Cooperatives are based on the values of self-help, self-responsibility, democracy, equality, equity and solidarity. In the tradition of their founders, cooperative members believe in the ethical values of honesty, openness, social responsibility and caring for others.


The cooperative principles are guidelines by which cooperatives put their values into practice.

1st Principle: Voluntary and Open Membership

Cooperatives are voluntary organisations, open to all persons able to use their services and willing to accept the responsibilities of membership, without gender, social, racial, political or religious discrimination.

2nd Principle: Democratic Member Control

Cooperatives are democratic organisations controlled by their members, who actively participate in setting their policies and making decisions. Men and women serving as elected representatives are accountable to the membership. In primary cooperatives members have equal voting rights (one member, one vote) and cooperatives at other levels are also organised in a democratic manner.

3rd Principle: Member Economic Participation

Members contribute equitably to, and democratically control, the capital of their cooperative. At least part of that capital is usually the common property of the cooperative. Members usually receive limited compensation, if any, on capital subscribed as a condition of membership. Members allocate surpluses for any or all of the following purposes: developing their cooperative, possibly by setting up reserves, part of which at least would be indivisible; benefiting members in proportion to their transactions with the cooperative; and supporting other activities approved by the membership.

4th Principle: Autonomy and Independence

Cooperatives are autonomous, self-help organisations controlled by their members. If they enter to agreements with other organisations, including governments, or raise capital from external sources, they do so on terms that ensure democratic control by their members and maintain their cooperative autonomy.

5th Principle: Education, Training and Information

Cooperatives provide education and training for their members, elected representatives, managers, and employees so they can contribute effectively to the development of their cooperatives.
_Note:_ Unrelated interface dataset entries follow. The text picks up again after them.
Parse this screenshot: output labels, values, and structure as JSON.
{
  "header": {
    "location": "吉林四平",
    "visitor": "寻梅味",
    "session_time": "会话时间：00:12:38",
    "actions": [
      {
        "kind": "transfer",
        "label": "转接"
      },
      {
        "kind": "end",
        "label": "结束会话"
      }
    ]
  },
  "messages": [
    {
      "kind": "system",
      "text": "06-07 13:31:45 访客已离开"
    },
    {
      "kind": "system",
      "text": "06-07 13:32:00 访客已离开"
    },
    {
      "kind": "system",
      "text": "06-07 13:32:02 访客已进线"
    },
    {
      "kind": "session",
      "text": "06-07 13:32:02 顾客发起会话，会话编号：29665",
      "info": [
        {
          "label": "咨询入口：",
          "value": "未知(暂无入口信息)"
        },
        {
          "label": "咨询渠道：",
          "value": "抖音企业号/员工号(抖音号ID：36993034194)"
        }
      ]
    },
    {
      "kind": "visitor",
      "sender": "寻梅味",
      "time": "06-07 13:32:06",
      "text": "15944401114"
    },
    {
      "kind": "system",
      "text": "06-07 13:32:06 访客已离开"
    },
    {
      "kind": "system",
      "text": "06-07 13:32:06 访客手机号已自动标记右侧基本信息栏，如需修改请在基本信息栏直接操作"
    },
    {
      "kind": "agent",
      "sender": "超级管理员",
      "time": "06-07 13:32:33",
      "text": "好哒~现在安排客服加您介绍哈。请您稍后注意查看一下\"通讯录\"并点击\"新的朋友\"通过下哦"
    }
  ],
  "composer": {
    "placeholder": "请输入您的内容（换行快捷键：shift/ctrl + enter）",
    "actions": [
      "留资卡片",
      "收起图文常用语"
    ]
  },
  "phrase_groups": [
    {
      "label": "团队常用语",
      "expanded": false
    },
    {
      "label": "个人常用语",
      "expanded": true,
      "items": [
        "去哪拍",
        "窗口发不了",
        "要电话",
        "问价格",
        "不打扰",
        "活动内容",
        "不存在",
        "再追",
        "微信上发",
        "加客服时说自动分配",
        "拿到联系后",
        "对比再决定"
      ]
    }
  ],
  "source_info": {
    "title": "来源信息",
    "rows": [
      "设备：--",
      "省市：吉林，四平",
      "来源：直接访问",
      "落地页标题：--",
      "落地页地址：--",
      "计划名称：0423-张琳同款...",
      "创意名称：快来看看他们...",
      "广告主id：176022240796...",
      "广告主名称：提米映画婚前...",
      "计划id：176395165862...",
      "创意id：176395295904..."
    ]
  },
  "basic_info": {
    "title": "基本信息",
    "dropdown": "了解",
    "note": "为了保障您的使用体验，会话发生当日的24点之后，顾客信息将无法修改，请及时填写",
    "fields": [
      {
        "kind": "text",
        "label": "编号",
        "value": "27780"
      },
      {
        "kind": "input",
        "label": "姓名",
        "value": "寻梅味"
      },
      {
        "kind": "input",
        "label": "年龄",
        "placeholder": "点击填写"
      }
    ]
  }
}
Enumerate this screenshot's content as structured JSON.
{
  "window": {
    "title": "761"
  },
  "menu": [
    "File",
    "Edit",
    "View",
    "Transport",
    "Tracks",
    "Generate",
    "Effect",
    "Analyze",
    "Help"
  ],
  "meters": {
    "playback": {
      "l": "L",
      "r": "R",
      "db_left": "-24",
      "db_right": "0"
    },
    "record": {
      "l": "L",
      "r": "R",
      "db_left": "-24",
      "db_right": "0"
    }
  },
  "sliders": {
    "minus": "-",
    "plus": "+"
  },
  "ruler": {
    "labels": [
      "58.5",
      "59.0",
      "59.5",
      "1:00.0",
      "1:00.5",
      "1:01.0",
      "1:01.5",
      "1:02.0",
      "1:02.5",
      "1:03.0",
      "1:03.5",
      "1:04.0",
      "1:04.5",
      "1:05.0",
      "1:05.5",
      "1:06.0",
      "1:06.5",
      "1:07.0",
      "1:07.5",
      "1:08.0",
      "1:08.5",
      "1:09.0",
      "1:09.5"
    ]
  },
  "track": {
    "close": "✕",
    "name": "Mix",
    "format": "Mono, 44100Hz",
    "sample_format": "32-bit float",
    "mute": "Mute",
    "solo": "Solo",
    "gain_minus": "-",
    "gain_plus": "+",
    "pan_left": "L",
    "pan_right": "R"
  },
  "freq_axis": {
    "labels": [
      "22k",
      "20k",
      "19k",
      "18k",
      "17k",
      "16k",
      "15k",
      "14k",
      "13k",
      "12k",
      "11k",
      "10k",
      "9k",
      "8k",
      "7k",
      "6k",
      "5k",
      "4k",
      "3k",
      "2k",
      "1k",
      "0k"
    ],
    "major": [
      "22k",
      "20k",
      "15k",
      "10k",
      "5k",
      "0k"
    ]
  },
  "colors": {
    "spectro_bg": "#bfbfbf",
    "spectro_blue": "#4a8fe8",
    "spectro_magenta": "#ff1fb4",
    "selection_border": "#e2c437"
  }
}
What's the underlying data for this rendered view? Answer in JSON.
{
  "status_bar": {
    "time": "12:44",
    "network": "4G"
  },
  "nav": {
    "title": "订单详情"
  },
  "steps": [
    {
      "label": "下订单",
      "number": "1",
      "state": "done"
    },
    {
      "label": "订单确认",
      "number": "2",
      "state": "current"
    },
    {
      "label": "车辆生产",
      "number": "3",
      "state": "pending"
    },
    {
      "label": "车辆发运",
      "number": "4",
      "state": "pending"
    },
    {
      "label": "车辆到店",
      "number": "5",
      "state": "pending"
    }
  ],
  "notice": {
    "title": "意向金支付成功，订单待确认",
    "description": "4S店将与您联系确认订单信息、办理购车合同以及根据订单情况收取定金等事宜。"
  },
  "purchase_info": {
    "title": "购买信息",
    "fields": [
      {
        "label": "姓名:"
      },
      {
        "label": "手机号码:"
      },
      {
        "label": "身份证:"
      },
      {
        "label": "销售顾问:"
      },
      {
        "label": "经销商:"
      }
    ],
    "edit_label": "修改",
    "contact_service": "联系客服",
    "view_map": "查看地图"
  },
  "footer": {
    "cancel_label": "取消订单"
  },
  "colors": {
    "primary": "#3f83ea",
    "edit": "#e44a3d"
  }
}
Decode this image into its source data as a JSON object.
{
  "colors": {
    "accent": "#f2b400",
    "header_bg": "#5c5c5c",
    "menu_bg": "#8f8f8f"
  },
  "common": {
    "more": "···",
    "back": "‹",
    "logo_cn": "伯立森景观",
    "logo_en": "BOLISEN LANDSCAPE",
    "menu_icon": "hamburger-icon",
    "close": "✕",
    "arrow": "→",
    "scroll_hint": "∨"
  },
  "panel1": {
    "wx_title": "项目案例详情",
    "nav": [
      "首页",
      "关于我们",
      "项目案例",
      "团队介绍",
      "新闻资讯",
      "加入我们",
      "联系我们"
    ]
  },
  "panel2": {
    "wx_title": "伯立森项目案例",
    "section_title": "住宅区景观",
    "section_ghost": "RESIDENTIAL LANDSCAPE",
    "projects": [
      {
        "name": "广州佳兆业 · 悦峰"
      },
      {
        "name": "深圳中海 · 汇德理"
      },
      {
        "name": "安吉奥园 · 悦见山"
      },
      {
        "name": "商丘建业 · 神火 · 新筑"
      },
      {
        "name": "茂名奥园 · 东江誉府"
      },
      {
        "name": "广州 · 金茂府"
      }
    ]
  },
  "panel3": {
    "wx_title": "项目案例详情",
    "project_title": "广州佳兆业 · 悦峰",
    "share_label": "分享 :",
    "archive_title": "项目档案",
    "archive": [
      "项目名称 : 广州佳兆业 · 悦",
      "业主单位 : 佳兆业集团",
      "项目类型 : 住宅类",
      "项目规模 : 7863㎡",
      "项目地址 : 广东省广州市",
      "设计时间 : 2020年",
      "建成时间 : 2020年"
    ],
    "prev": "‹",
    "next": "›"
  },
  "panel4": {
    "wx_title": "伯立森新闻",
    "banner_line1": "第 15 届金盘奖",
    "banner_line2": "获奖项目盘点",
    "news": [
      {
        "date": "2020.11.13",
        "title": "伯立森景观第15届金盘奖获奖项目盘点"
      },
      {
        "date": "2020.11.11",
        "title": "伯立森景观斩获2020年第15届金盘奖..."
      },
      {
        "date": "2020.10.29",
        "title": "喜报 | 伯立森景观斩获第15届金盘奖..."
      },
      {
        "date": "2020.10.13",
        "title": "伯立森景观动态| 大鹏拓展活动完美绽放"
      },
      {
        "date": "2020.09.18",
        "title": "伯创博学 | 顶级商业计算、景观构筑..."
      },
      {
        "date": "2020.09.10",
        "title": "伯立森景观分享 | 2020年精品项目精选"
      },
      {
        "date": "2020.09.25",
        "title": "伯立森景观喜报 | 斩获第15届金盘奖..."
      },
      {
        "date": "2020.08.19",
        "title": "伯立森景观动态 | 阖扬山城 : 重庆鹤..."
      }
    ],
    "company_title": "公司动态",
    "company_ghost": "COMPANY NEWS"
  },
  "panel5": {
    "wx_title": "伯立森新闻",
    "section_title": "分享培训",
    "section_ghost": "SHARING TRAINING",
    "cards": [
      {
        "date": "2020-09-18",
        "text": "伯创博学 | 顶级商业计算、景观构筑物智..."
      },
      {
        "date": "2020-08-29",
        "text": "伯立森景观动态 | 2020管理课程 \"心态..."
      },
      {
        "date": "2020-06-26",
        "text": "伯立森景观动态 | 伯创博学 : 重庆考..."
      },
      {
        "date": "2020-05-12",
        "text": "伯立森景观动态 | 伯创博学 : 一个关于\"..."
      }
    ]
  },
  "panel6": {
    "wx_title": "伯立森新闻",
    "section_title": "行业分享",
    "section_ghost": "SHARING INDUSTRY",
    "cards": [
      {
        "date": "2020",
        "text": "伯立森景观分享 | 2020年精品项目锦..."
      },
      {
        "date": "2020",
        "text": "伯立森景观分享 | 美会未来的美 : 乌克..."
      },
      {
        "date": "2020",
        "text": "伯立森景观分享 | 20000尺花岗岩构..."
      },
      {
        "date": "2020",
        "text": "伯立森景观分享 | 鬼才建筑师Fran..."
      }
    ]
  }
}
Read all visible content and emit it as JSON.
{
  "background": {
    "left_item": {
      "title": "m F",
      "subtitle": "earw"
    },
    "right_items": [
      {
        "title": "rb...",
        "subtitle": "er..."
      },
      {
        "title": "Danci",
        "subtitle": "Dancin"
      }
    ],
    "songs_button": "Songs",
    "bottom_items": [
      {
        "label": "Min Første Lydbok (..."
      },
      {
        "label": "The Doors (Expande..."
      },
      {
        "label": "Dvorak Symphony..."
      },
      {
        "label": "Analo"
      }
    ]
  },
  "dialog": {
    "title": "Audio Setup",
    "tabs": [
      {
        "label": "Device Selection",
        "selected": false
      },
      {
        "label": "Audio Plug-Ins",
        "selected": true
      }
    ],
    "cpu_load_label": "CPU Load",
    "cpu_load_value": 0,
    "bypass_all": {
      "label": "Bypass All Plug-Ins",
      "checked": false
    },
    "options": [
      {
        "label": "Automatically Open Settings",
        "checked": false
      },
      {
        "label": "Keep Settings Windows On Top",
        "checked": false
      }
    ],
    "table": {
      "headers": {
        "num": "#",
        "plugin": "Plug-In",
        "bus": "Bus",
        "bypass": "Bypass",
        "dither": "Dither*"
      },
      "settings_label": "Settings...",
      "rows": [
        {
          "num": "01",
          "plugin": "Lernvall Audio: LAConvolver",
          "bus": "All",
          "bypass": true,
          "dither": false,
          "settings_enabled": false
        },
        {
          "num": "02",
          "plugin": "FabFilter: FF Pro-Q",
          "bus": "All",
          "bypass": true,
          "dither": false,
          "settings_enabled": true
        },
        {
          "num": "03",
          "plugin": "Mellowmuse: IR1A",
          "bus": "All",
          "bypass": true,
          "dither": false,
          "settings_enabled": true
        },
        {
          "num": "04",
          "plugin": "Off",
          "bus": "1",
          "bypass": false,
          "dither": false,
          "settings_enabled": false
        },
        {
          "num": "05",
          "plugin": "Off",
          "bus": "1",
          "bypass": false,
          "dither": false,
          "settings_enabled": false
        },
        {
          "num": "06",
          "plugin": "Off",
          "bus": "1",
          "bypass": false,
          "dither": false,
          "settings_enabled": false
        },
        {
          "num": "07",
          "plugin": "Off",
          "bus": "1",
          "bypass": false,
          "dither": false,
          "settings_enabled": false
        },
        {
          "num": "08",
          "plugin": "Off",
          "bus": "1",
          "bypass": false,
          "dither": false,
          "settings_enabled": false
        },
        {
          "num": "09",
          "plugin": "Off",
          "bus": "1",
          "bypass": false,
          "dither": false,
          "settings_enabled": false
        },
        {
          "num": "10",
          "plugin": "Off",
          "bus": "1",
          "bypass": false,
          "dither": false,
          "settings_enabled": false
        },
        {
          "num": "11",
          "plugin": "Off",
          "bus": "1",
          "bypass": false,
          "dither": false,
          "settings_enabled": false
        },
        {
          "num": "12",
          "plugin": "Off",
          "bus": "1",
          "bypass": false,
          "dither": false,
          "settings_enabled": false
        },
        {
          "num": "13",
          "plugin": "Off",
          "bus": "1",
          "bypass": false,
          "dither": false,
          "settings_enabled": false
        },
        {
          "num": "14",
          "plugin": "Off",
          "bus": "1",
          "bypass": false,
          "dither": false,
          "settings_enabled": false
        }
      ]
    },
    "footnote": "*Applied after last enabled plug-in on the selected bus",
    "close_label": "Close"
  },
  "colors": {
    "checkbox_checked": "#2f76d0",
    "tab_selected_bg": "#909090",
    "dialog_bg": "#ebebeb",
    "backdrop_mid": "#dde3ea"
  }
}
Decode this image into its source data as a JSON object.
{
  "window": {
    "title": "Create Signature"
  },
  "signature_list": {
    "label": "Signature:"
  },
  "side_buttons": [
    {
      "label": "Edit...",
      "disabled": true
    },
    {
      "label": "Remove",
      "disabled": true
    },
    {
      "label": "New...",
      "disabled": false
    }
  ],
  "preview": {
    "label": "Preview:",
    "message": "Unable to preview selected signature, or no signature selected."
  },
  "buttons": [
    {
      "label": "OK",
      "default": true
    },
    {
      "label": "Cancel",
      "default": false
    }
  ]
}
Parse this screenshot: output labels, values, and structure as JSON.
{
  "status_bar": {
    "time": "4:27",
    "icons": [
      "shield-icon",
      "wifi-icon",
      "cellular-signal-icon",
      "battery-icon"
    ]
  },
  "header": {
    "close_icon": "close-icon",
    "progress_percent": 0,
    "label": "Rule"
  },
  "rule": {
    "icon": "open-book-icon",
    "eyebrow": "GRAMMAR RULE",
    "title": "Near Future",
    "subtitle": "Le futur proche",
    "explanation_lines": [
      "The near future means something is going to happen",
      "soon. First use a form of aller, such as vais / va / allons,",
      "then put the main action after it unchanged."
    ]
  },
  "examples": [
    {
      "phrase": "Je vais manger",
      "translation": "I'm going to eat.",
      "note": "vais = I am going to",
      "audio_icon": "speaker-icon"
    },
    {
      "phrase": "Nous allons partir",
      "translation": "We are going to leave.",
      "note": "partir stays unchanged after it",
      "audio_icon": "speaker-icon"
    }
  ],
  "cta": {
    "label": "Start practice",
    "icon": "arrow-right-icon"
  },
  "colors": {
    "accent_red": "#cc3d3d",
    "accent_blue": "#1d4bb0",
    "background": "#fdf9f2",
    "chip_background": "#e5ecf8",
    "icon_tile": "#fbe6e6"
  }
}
They inform the general public - particularly young people and opinion leaders - about the nature and benefits of cooperation.

6th Principle: Cooperation among Cooperatives

Cooperatives serve their members most effectively and strengthen the cooperative movement by working together through local, national, regional and international structures.

7th Principle: Concern for Community

Cooperatives work for the sustainable development of their communities through policies approved by their members.